Self-driving cars have it rough. They have to detect the world around them in fine detail, learn to recognize signals, and avoid running over pets. But hey, at least they'll spend most of their time dealing with other robot cars, not people. That means interacting with people--lots of people--and dogs and trash and pigeons. Unlike a road, a sidewalk is nearly devoid of structure.
Artificial intelligence (AI) is being applied to a number of fields, but just recently, a group of researchers managed to train a deep learning algorithm -- a branch of AI -- to analyze images of distant galaxies and reveal how they formed and evolved over time. Understanding galactic evolution is one of the key puzzles in gaining more insight into the formation of our universe. We have a bunch of ground and space-based telescopes that can peer through the cosmos and capture these galaxies, but understanding every stage of evolution for an individual galactic candidate hasn't entirely been possible. This is because galaxies change their face over several billion years and our telescopes can only show how a galaxy looked at one particular period of time. As light from distant space objects takes millions to billions of years to travel, we always have the option to peer deeper into the cosmos and look back in time at other younger galaxies.
In order for a machine learning system to operate at its peak capacity and offer the best insights, it needs premium raw data directly from the client base. However, that data often remains inaccessible until the system itself is up and running. The algorithms inside a machine learning platform which analyse, automate and provide predictions? Or the invaluable data which drives the learning curve? Although confusing at first glance, the answer may be simpler than imagined.

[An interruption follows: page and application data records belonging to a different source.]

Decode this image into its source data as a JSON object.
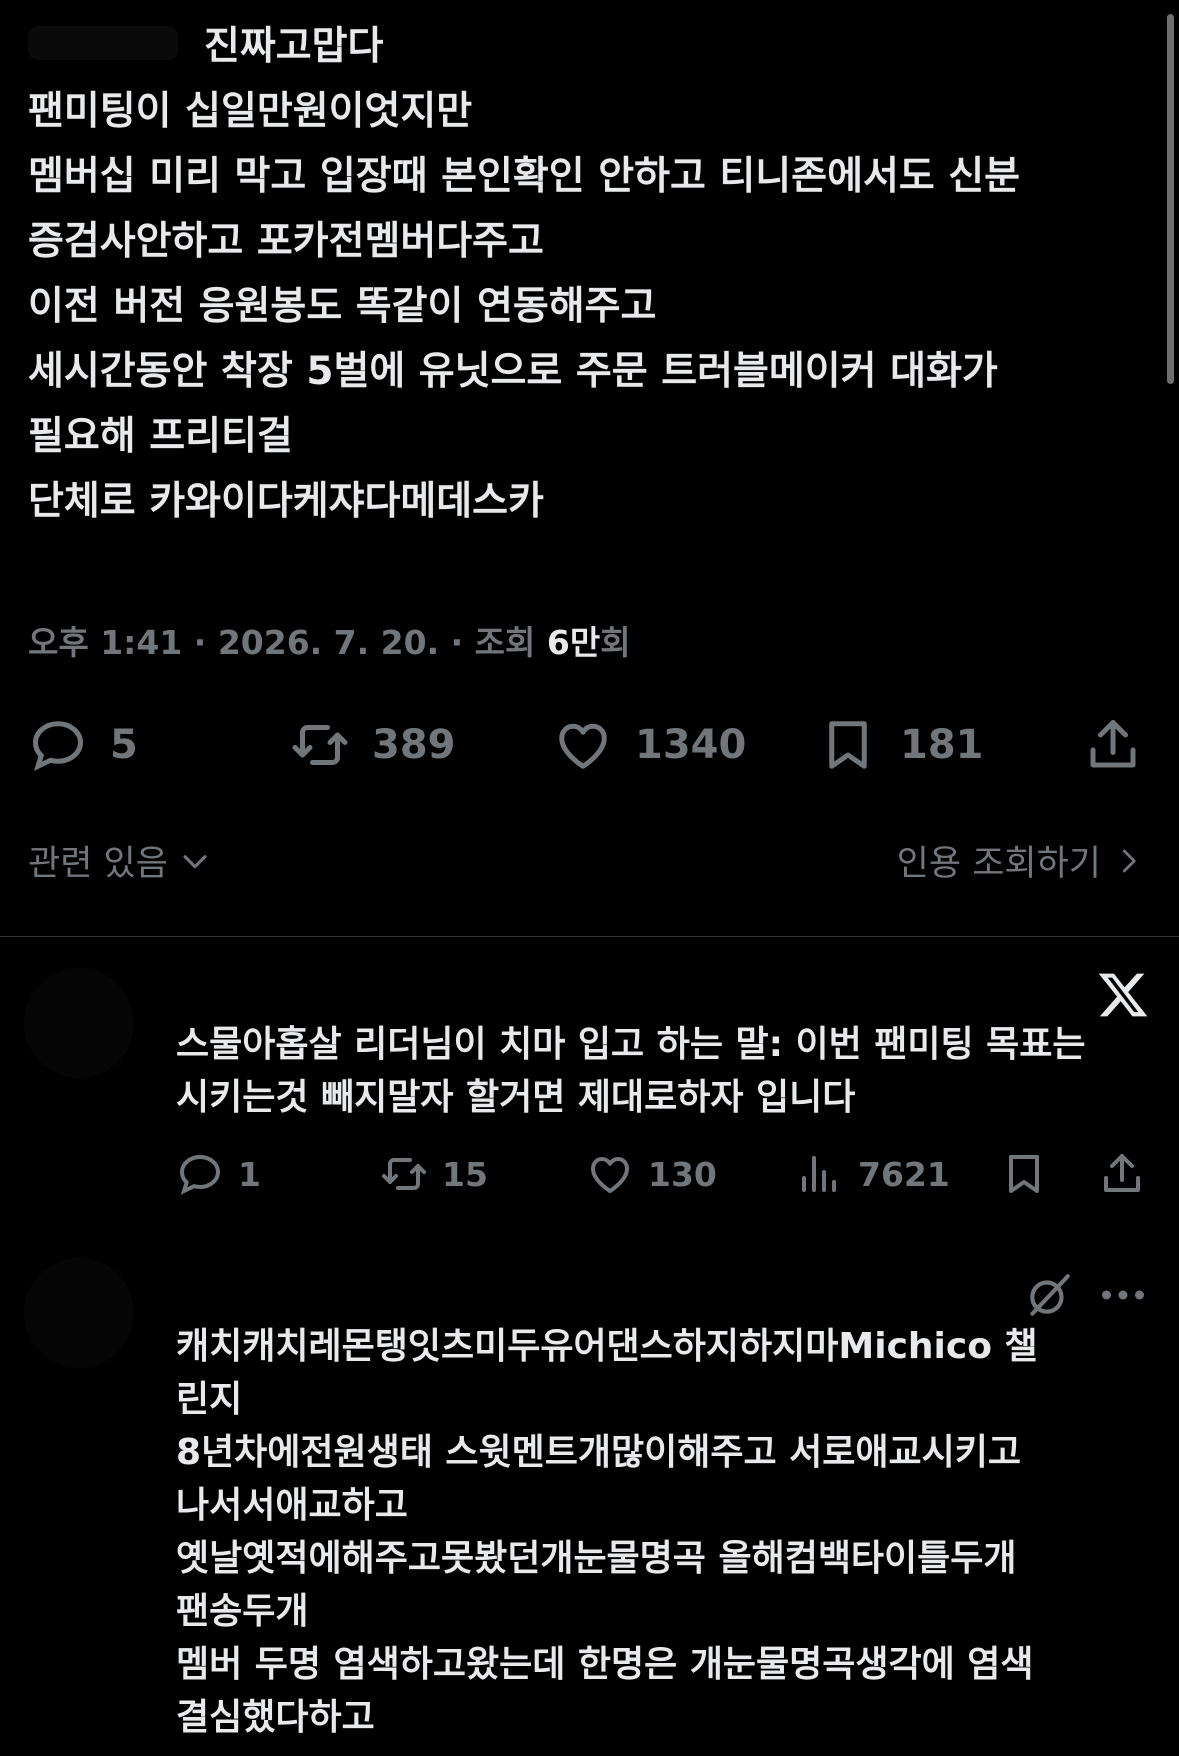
{
  "main_tweet": {
    "lines": [
      "진짜고맙다",
      "팬미팅이 십일만원이엇지만",
      "멤버십 미리 막고 입장때 본인확인 안하고 티니존에서도 신분",
      "증검사안하고 포카전멤버다주고",
      "이전 버전 응원봉도 똑같이 연동해주고",
      "세시간동안 착장 5벌에 유닛으로 주문 트러블메이커 대화가",
      "필요해 프리티걸",
      "단체로 카와이다케쟈다메데스카"
    ],
    "meta": {
      "time": "오후 1:41",
      "sep1": " · ",
      "date": "2026. 7. 20.",
      "sep2": " · ",
      "views_label": "조회 ",
      "views_num": "6만",
      "views_unit": "회"
    },
    "actions": {
      "replies": "5",
      "reposts": "389",
      "likes": "1340",
      "bookmarks": "181"
    },
    "related_label": "관련 있음",
    "quotes_label": "인용 조회하기"
  },
  "replies": [
    {
      "lines": [
        "스물아홉살 리더님이 치마 입고 하는 말: 이번 팬미팅 목표는",
        "시키는것 빼지말자 할거면 제대로하자 입니다"
      ],
      "actions": {
        "replies": "1",
        "reposts": "15",
        "likes": "130",
        "views": "7621"
      }
    },
    {
      "lines": [
        "캐치캐치레몬탱잇츠미두유어댄스하지하지마Michico 챌",
        "린지",
        "8년차에전원생태 스윗멘트개많이해주고 서로애교시키고",
        "나서서애교하고",
        "옛날옛적에해주고못봤던개눈물명곡 올해컴백타이틀두개",
        "팬송두개",
        "멤버 두명 염색하고왔는데 한명은 개눈물명곡생각에 염색",
        "결심했다하고"
      ]
    }
  ],
  "colors": {
    "background": "#000000",
    "text": "#e7e9ea",
    "muted": "#71767b",
    "divider": "#2f3336"
  },
  "icons": [
    "reply-icon",
    "repost-icon",
    "like-icon",
    "bookmark-icon",
    "share-icon",
    "chevron-down-icon",
    "chevron-right-icon",
    "x-logo-icon",
    "views-icon",
    "grok-icon",
    "more-icon"
  ]
}
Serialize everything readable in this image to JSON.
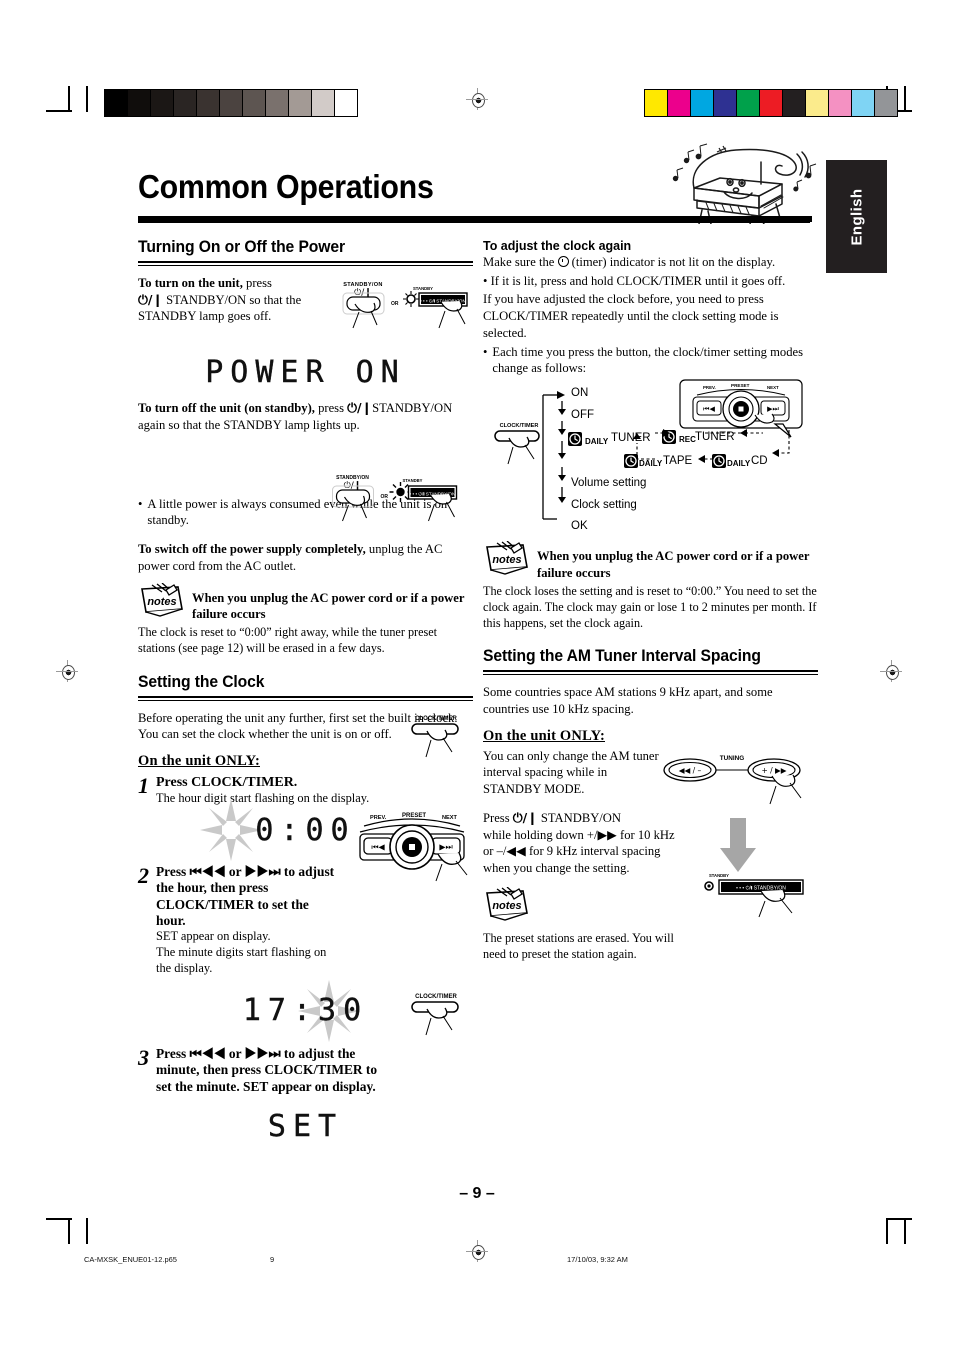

"Well, if droids could think, there'd be none of us here, would there?" - Obi-Wan Kenobi Fully autonomous robots with humanlike capabilities might yet be some way away, still the realm largely of science fiction, but lawmakers, legal experts and manufacturers are already engaged in debates about the ethical challenges involved in their production and use, and their legal status, their "legal personality": ultimately, whether it's these machines or human beings who should bear responsibility for their actions. There are questions about whether and how much self-learning machines should be taking independent decisions about moral equivalence involving ethical choices which have traditionally been the preserve of humans. At the extreme, for example, can it be right for a machine to decide to kill an enemy combatant that it has identified without resort to human agency? Or is the robot morally no different from a "brainless" weapon? Is there an inherent difference morally between a "sexbot" and a standard, brainless sex toy?